So… what's the point of paying attention? There are wonderful TV critics out there, ours included, who will tell you which TV shows are worth watching, but at this early stage even the positive reviews come with an asterisk. I check out the pilot of Brooklyn Nine-Nine and wrote a glowing review, while still acknowledging that it's a frantic, table-setting 22 minutes that only hints at the strong show that could come. So many eventual hits, from The Office and Parks & Recreation to Scandal, have first seasons that even fans will eventually deem skippable. Unless you're laying out a massive mythology, like Lost, or are at your best in your first season (also like Lost, as it turns out), the first season is a time to work out kinks and grow into something good, if viewers will give you the chance.
The paradox here, of course, is that these shows need you to watch them in order to get that second, stronger season, and we can't only leave it to hearty TV critics to stick with shows and eventually let us know when it's actually worth watching them. And TV shows, let's face it, are not that big a commitment. You're probably going to be at home and in front of your television on a Tuesday night, so why not check out Trophy Wife (that's the Malin Akerman one). Network TV is free, in your house, and bound to be at least a little entertaining; network executives are counting on you seeing a show with an actor you like (welcome back, Sean Hayes!) and sticking with them even if the early results aren't so promising.
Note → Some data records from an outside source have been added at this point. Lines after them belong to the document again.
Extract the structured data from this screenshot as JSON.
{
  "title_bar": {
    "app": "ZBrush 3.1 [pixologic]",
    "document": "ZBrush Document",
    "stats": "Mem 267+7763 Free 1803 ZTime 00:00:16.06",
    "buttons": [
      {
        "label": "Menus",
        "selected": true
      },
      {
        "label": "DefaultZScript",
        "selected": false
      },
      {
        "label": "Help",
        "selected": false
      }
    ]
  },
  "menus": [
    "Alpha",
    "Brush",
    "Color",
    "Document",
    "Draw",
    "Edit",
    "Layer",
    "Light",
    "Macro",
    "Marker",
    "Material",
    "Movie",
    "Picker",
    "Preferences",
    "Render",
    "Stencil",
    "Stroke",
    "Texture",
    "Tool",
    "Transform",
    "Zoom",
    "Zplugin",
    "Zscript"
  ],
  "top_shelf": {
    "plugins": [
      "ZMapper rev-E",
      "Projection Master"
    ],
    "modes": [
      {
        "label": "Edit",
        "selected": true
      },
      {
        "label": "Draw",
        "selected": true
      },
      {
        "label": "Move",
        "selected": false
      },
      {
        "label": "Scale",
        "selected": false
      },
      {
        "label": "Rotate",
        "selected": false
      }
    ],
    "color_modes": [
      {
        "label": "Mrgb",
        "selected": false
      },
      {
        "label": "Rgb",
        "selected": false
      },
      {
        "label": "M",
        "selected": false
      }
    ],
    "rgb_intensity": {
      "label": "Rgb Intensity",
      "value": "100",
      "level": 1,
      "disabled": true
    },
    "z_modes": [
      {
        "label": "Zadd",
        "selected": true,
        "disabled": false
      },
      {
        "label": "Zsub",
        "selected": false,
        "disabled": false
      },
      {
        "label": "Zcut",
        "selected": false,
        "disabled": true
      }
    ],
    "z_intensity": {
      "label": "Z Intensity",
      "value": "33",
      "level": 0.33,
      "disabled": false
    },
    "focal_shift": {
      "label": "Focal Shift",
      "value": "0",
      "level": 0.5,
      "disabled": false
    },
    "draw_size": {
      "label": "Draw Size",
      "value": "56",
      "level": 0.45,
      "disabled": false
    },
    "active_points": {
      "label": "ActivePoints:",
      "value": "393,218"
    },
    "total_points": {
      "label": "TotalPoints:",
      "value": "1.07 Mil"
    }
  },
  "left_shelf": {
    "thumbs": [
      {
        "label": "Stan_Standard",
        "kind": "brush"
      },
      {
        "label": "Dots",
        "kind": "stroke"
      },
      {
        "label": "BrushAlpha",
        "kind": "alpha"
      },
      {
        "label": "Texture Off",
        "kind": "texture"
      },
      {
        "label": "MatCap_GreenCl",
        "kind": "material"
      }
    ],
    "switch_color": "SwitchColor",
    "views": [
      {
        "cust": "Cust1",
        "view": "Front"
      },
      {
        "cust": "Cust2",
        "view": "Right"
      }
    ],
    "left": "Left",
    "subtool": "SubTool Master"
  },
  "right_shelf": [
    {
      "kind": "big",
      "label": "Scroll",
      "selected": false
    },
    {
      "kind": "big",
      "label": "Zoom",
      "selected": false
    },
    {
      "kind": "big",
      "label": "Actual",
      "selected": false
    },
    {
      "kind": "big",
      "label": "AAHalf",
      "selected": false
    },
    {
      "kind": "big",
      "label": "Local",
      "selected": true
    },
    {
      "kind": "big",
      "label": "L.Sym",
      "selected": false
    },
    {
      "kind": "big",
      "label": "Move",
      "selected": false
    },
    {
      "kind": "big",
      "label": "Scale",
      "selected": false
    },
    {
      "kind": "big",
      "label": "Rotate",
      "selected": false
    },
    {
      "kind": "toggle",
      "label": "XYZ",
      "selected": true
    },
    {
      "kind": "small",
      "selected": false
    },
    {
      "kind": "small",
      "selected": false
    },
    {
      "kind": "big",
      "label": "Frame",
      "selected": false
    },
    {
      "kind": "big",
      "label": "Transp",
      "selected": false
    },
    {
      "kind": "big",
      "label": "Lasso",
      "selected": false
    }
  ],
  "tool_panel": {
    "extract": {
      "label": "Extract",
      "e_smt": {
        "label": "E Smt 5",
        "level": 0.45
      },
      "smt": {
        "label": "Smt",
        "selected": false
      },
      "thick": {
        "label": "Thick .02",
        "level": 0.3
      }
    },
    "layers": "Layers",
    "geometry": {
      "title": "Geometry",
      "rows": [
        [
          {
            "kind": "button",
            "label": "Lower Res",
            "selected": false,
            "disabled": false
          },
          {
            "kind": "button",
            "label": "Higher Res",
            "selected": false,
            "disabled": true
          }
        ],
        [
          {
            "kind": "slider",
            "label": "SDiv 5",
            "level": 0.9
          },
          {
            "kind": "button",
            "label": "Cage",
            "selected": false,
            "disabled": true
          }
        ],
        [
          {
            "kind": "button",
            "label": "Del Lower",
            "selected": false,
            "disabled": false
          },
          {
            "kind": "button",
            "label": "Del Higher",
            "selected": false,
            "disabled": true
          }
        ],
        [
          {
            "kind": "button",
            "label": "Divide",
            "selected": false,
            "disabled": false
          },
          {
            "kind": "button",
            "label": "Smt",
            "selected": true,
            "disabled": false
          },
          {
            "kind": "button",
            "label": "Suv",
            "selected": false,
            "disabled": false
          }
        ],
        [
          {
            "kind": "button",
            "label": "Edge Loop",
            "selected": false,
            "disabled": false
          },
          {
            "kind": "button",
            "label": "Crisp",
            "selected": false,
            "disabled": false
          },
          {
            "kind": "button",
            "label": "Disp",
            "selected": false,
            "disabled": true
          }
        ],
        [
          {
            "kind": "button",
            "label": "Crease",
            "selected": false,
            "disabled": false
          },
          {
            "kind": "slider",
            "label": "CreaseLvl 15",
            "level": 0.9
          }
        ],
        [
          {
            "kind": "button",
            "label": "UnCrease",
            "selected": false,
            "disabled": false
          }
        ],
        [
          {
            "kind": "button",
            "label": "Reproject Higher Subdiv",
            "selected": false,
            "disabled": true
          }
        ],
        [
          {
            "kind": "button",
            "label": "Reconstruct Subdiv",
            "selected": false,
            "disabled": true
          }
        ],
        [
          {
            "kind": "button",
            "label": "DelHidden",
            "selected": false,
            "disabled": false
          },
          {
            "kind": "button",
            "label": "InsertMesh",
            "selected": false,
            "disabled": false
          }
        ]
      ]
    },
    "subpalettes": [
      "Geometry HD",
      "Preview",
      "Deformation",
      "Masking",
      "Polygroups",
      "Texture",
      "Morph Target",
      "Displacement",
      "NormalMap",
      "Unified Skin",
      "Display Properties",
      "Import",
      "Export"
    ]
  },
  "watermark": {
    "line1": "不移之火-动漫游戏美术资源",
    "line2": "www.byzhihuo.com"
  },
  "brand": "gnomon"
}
After all, what else do you have to watch?
But the way we watch television is changing rapidly, and the same people that NBC and ABC are hoping will tune into their gangly new shows are the ones who spent the summer binge-watching Orange is the New Black or catching up on Parks & Recreation. (And many of them, like me, are in that lucrative 18-49 demographic so appealing to advertisers, but so famously fickle for tuning in every week). Why wouldn't we just set the DVR pass for the full season, leave it alone for a few weeks, and then catch up on a random Sunday if people tell us the show improved? It's no longer a matter of flipping channels to find something that catches your attention, but finding something that catches your attention or else turning off the TV entirely and pulling up something on Netflix, Hulu, iTunes or from your own terribly crowded DVR. After all, nobody's paying you to follow Dads through its awkward period, right?
The only reason to watch a comedy through a rough start is out of loyalty for something on that show, and that's a really tenuous draw for multi-million dollar series to rely on. I'm sticking with Brooklyn Nine-Nine because the pilot made me laugh a few times and because I'll follow Parks & Recreation veteran Mike Schur (who also created this one) anywhere. But I can't be the only viewer lingering in the shallow end before willingly diving in after most of the other new offerings-- and that hesitation ought to have most networks in a panic as a new, bloody fall premiere season begins.